Data records for software interfaces:

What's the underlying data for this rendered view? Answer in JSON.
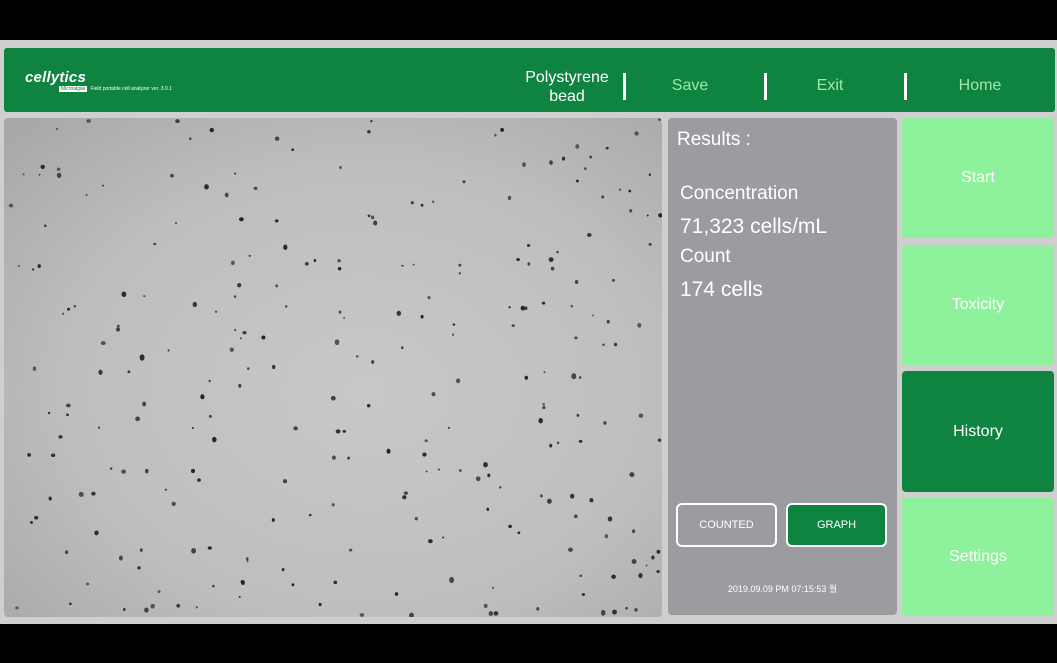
{
  "header": {
    "logo_text": "cellytics",
    "logo_badge": "Microalgae",
    "logo_subtitle": "Field portable cell analyzer ver. 3.0.1",
    "sample_title": "Polystyrene bead",
    "nav": [
      {
        "label": "Save"
      },
      {
        "label": "Exit"
      },
      {
        "label": "Home"
      }
    ]
  },
  "results": {
    "title": "Results :",
    "concentration_label": "Concentration",
    "concentration_value": "71,323 cells/mL",
    "count_label": "Count",
    "count_value": "174 cells",
    "counted_button": "COUNTED",
    "graph_button": "GRAPH",
    "timestamp": "2019.09.09 PM 07:15:53 월"
  },
  "sidebar": {
    "items": [
      {
        "label": "Start",
        "active": false
      },
      {
        "label": "Toxicity",
        "active": false
      },
      {
        "label": "History",
        "active": true
      },
      {
        "label": "Settings",
        "active": false
      }
    ]
  },
  "colors": {
    "header_green": "#0e8440",
    "light_green": "#8df29b",
    "dark_green": "#0e8440",
    "nav_text": "#9fe8a8",
    "results_bg": "#9b9ca0"
  }
}
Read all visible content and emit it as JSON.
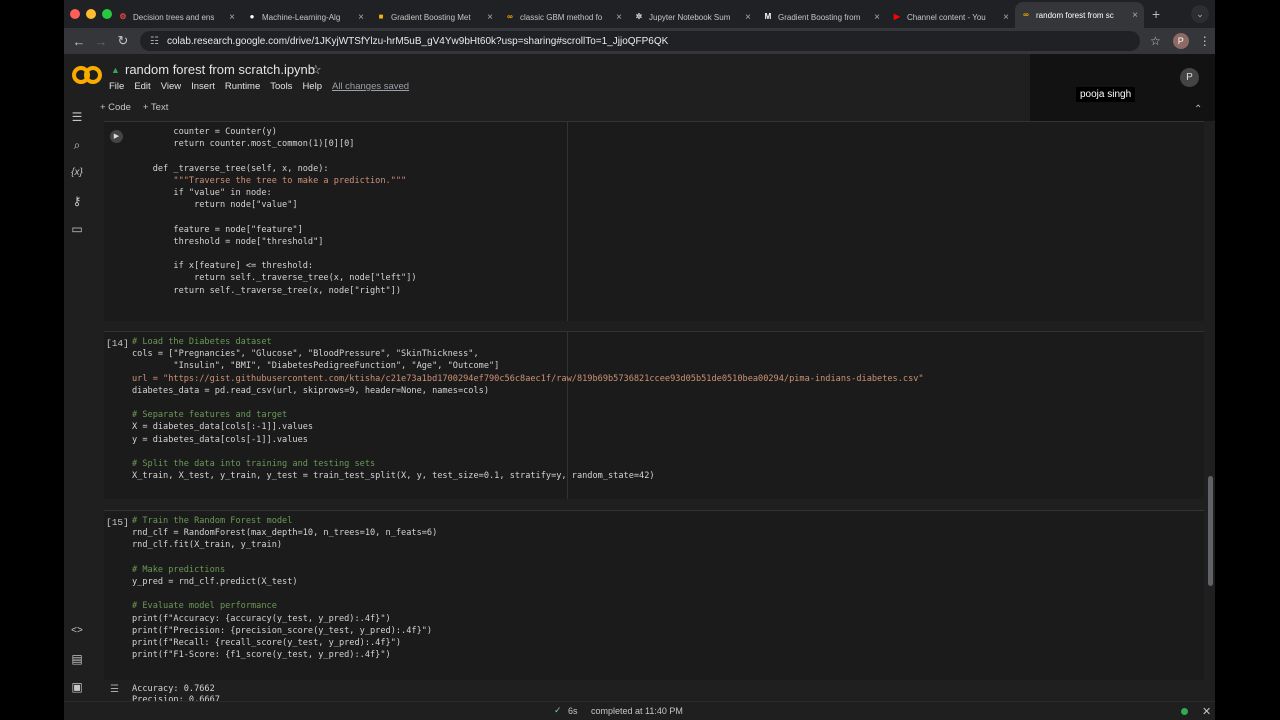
{
  "browser": {
    "tabs": [
      {
        "label": "Decision trees and ens",
        "icon": "gear-icon",
        "color": "#e8453c"
      },
      {
        "label": "Machine-Learning-Alg",
        "icon": "github-icon",
        "color": "#ffffff"
      },
      {
        "label": "Gradient Boosting Met",
        "icon": "slides-icon",
        "color": "#f4b400"
      },
      {
        "label": "classic GBM method fo",
        "icon": "colab-icon",
        "color": "#f9ab00"
      },
      {
        "label": "Jupyter Notebook Sum",
        "icon": "openai-icon",
        "color": "#dddddd"
      },
      {
        "label": "Gradient Boosting from",
        "icon": "medium-icon",
        "color": "#ffffff"
      },
      {
        "label": "Channel content - You",
        "icon": "youtube-icon",
        "color": "#ff0000"
      },
      {
        "label": "random forest from sc",
        "icon": "colab-icon",
        "color": "#f9ab00",
        "active": true
      }
    ],
    "url": "colab.research.google.com/drive/1JKyjWTSfYlzu-hrM5uB_gV4Yw9bHt60k?usp=sharing#scrollTo=1_JjjoQFP6QK",
    "profile_letter": "P"
  },
  "colab": {
    "notebook_title": "random forest from scratch.ipynb",
    "menu": [
      "File",
      "Edit",
      "View",
      "Insert",
      "Runtime",
      "Tools",
      "Help"
    ],
    "saved_status": "All changes saved",
    "add_code": "+ Code",
    "add_text": "+ Text"
  },
  "overlay": {
    "username": "pooja singh",
    "avatar_letter": "P"
  },
  "cells": [
    {
      "execution_count": "",
      "lines": [
        "        counter = Counter(y)",
        "        return counter.most_common(1)[0][0]",
        "",
        "    def _traverse_tree(self, x, node):",
        "        \"\"\"Traverse the tree to make a prediction.\"\"\"",
        "        if \"value\" in node:",
        "            return node[\"value\"]",
        "",
        "        feature = node[\"feature\"]",
        "        threshold = node[\"threshold\"]",
        "",
        "        if x[feature] <= threshold:",
        "            return self._traverse_tree(x, node[\"left\"])",
        "        return self._traverse_tree(x, node[\"right\"])"
      ]
    },
    {
      "execution_count": "[14]",
      "lines": [
        "# Load the Diabetes dataset",
        "cols = [\"Pregnancies\", \"Glucose\", \"BloodPressure\", \"SkinThickness\",",
        "        \"Insulin\", \"BMI\", \"DiabetesPedigreeFunction\", \"Age\", \"Outcome\"]",
        "url = \"https://gist.githubusercontent.com/ktisha/c21e73a1bd1700294ef790c56c8aec1f/raw/819b69b5736821ccee93d05b51de0510bea00294/pima-indians-diabetes.csv\"",
        "diabetes_data = pd.read_csv(url, skiprows=9, header=None, names=cols)",
        "",
        "# Separate features and target",
        "X = diabetes_data[cols[:-1]].values",
        "y = diabetes_data[cols[-1]].values",
        "",
        "# Split the data into training and testing sets",
        "X_train, X_test, y_train, y_test = train_test_split(X, y, test_size=0.1, stratify=y, random_state=42)"
      ]
    },
    {
      "execution_count": "[15]",
      "lines": [
        "# Train the Random Forest model",
        "rnd_clf = RandomForest(max_depth=10, n_trees=10, n_feats=6)",
        "rnd_clf.fit(X_train, y_train)",
        "",
        "# Make predictions",
        "y_pred = rnd_clf.predict(X_test)",
        "",
        "# Evaluate model performance",
        "print(f\"Accuracy: {accuracy(y_test, y_pred):.4f}\")",
        "print(f\"Precision: {precision_score(y_test, y_pred):.4f}\")",
        "print(f\"Recall: {recall_score(y_test, y_pred):.4f}\")",
        "print(f\"F1-Score: {f1_score(y_test, y_pred):.4f}\")"
      ]
    }
  ],
  "output": {
    "lines": [
      "Accuracy: 0.7662",
      "Precision: 0.6667"
    ]
  },
  "status": {
    "duration": "6s",
    "completed": "completed at 11:40 PM"
  }
}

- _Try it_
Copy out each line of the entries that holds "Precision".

- _Exercise response_
        "print(f\"Precision: {precision_score(y_test, y_pred):.4f}\")",
      "Precision: 0.6667"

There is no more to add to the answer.